ARKANSAS (KNWA/KFTA) — The FDA and CDC have given the green light to distribute booster shots for certain high-risk populations, this includes the elderly.
The Arkansas Health Care Association (AHCA) oversees over 300 long-term care facilities and nursing homes in the state. They tell us plans are in the works to start rolling out the booster shot to their facilities as quickly as possible.
The booster shot is approved for residents at long-term care facilities and for healthcare workers. It’s important to note that this is only for those who have received the Pfizer vaccine. They would get the booster 6 months after completing the two-dose series.
AHCA, Executive Director, Rachel Bunch says they are working with the ADH to figure out all of the logistics and the best way to administer the booster shot.
“If you have a building with 100 people and 130 workers and they all received it at different times, and different places and things… We just need to get the details right because some people may be appropriate for it now and others may need to wait later depending on when they go their vaccines,” said Bunch.
Facilities will also need to get consent forms from families. She says they plan to work with pharmacies to come on-site, especially where they have larger groups who qualify to get the booster shot.
Bunch says they are excited to be moving towards another step to keep its resident and employees safe from this virus.
She adds AHCA facilities have strong vaccination rates for both its residents and workers and those numbers continue to rise. About 85% of its residents and 67% of its staff are fully vaccinated.
Now the Biden administration announced last month that nursing homes that receive federal funding must require COVID -19 vaccinations for their staff. All of the details of the mandate including the deadline have not yet been finalized.
However, the agency continues to educate its nursing home communities on the benefits of the COVID-19 shot.
“We have some employees who may have questions about allergies, fertility questions, or questions about the research. So we have tried to identity different experts in those fields, and identify the current information from the CDC and ADH. As things continue to update and change we provide that information to the workers,” said Bunch.

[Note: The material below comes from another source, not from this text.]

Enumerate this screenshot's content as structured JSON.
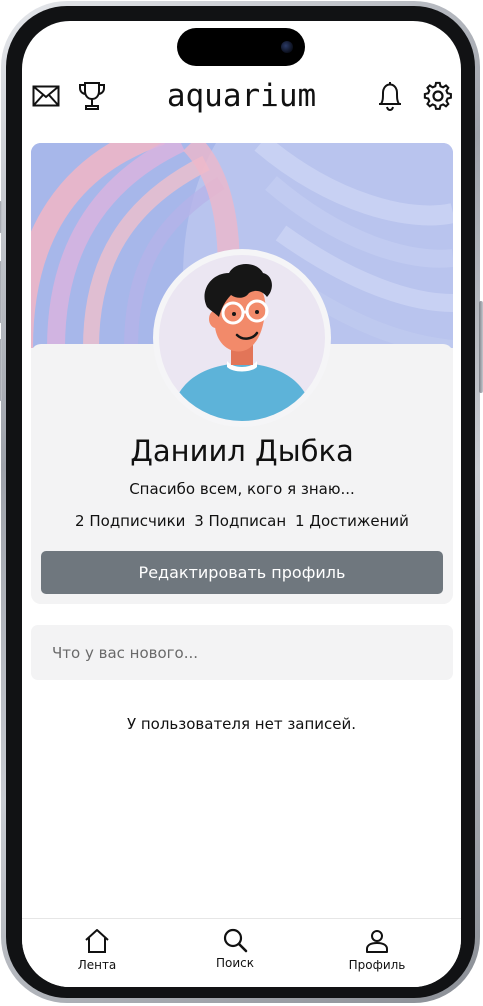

Bunch says they have lost workers because of the pandemic but describes its workforce as stable at this time.
AHCA is continuing to do outbreak testing throughout its facilities. Tesing is catching those COVID-19 positive people who showed no symptoms.

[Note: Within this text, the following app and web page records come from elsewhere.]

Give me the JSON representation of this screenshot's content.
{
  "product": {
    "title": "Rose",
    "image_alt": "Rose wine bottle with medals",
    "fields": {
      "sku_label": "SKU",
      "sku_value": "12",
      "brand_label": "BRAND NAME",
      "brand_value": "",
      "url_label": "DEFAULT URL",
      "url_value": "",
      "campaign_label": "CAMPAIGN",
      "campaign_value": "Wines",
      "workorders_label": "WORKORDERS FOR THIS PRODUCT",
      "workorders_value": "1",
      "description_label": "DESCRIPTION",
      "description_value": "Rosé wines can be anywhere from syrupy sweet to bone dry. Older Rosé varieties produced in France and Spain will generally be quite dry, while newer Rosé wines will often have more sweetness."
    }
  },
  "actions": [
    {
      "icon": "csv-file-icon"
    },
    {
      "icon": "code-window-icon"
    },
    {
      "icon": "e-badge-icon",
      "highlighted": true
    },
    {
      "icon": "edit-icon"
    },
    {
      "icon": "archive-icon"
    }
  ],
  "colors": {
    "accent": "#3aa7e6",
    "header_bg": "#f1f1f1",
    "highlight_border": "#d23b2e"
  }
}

Moreover, for the past few weeks facilities have been treating COVID patients with monoclonal antibody therapy. Bunch says they are already seeing a much lower number of people ending up in the hospital with severe disease and fewer deaths.
On top of protecting its residents and staff from COVID-19, facilities are also gearing up for the flu season. Bunch says it’s a very busy time for long-term care facilities. They are preparing to schedule flu clinics for facilities across the state. Bunch adds the flu shot has been required for its residents and workers for some time and this is something they routinely do every year. Facilities plan to start flu vaccinations soon.